Unable to sober up, Fitzgerald had sent a letter to Hemingway, asking for an honest opinion on Tender is the Night.10 In Hemingway’s reply back, he was impressed with the beautiful descriptions that Fitzgerald made about the characters; however, he was not impressed with Fitzgerald tampering with the idea that the characters came from something they did not. Hemingway tried to reinforce the idea—you can’t just think as a writer, you must listen to everything around you—including your audience. Hemingway had hoped Fitzgerald could get out of the depression that made Fitzgerald hurt enough to write.
However, it was too late for Hemingway’s warning. Fitzgerald’s fate was sealed by 1936 with his two previous books becoming forgettable masterpieces and his mother dying. His two books were deemed forgettable masterpieces because they were published for a time built for the celebration of love and prosperity, instead of during the Great Depression. His mother’s dying had an impact on him, just as his mother had an impact on him during his youth. His mother was a great inspiration for what was to become of Fitzgerald, teaching him what it meant to be a prosperous father figure, which was something he had not gotten when he was young, and insecure about his upbringing.11
Ultimately, it was his great insecurities about his intangible past that tells the story of the author that we know now. These carefully displayed insecurities about his past is what made him fall into a long-lasting depression. This life of depression led him to stop taking care of his health. As he stopped taking care of his health, he started to drink more alcohol. This had led to his early death at the age of 44 on December 21, 1940.12 Fitzgerald’s legacy lies within The Great Gatsby half a decade later towards the end of World War II. The end of World War II had caused many people to desire their own unrequited love and, American dream.
- F. Scott Fitzgerald, The Great Gatsby (New York: Charles Scribner’s Sons, 1925), 180. ↵
- Scott Donaldson, Fool for Love: F. Scott Fitzgerald (Minneapolis: University of Minnesota Press, 2012), 60. ↵
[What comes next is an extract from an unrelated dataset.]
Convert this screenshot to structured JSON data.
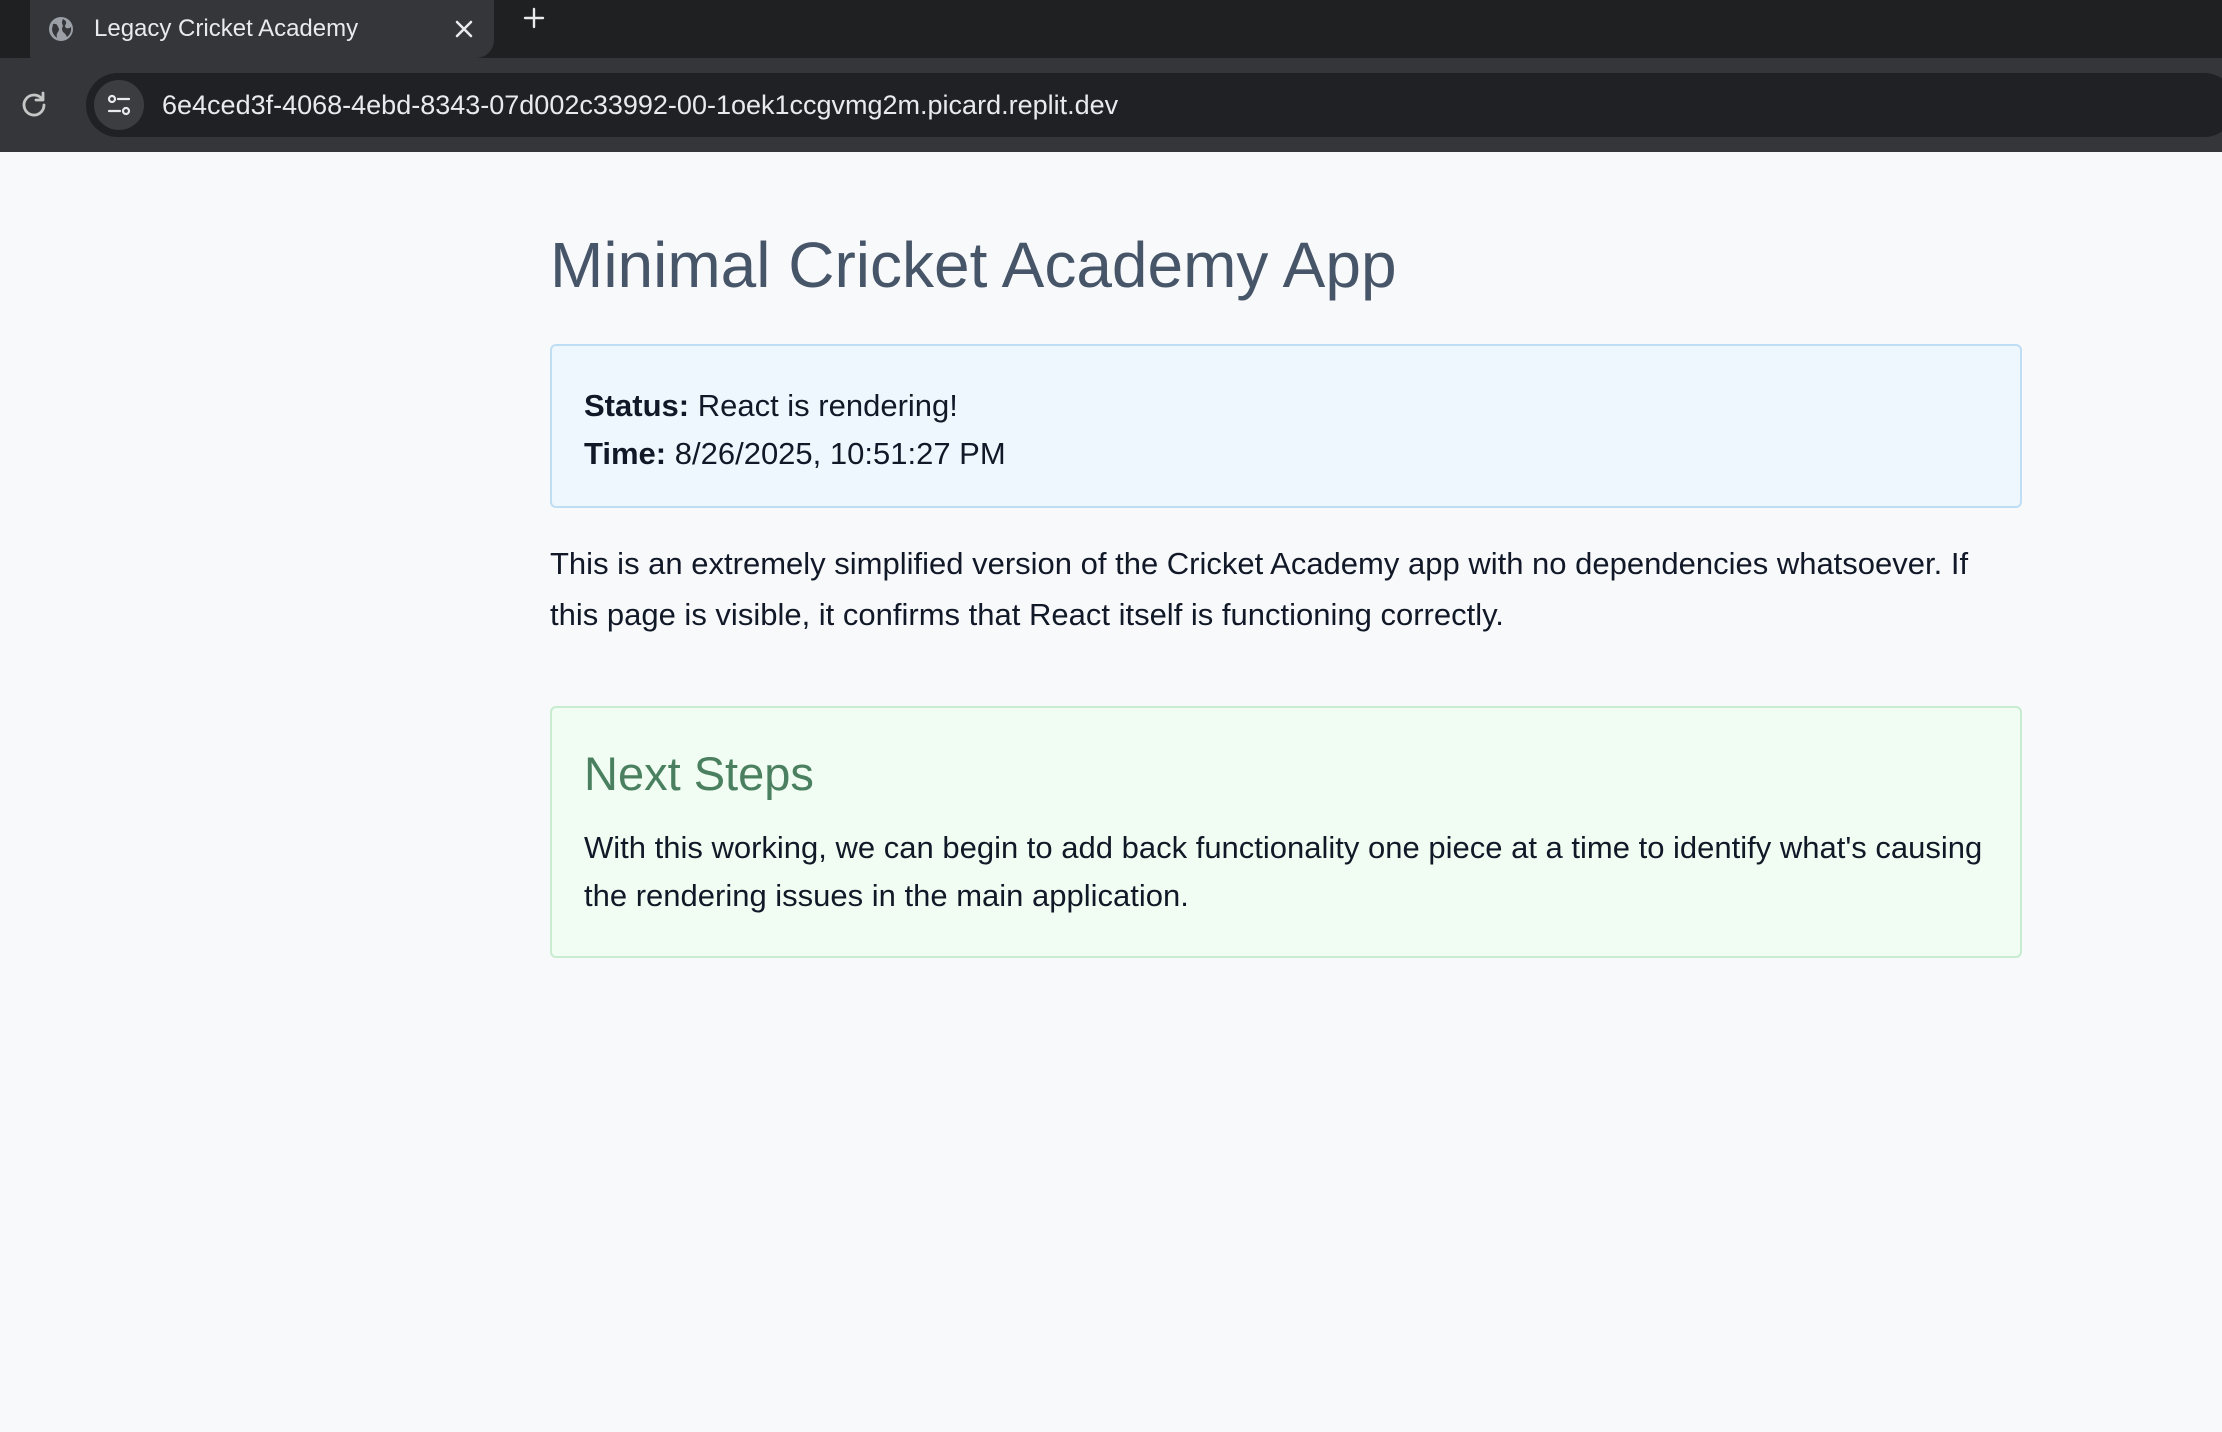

- Iliyah Cole, “F. Scott Fitzgerald: A Great Writer, but a Not-so-Great Student,” Princeton Blogs (website), https://blogs.princeton.edu/mudd/2019/09/f-scott-fitzgerald-a-great-writer-but-a-not-so-great-student/. ↵
- Nancy Milford, Zelda (Italy: HarperCollins, 1983), 370. ↵
- Scott Donaldson, Fool for Love: F. Scott Fitzgerald (Minneapolis: University of Minnesota Press, 2012), 3. ↵
- Matthew Bruccoli, Matthew, “A Brief Life of Fitzgerald,” University of South Carolina University Libraries: Special Collections (website), https://sc.edu/about/offices_and_divisions/university_libraries/browse/irvin_dept_special_collections/collections/matthew_arlyn_bruccoli_collection_of_f_scott_fitzgerald/life_of_fitzgerald/index.php ↵
- Ernest Hemingway, A Moveable Feast (New York: Charles Scribner’s Sons, 1964), 151, 166. ↵
- Ernest Hemingway, A Moveable Feast (New York: Charles Scribner’s Sons, 1964), 171. ↵
- F. Scott Fitzgerald, “How to Waste Material: A Note on My Generation,” New York: Bookman (website), http://fitzgerald.narod.ru/crackup/046e-waste.html. ↵
- Ernest Hemingway to F. Scott Fitzgerald, May 28, 1934. ↵
- F. Scott Fitzgerald and Dave Page, The Thoughtbook of F. Scott Fitzgerald : A Secret Boyhood Diary, First University of Minnesota Press Edition (Minneapolis: University of Minnesota Press, 2013). ↵
- “Scott Fitzgerald, Author, Dies at 44,” New York Times, December 23, 1940. ↵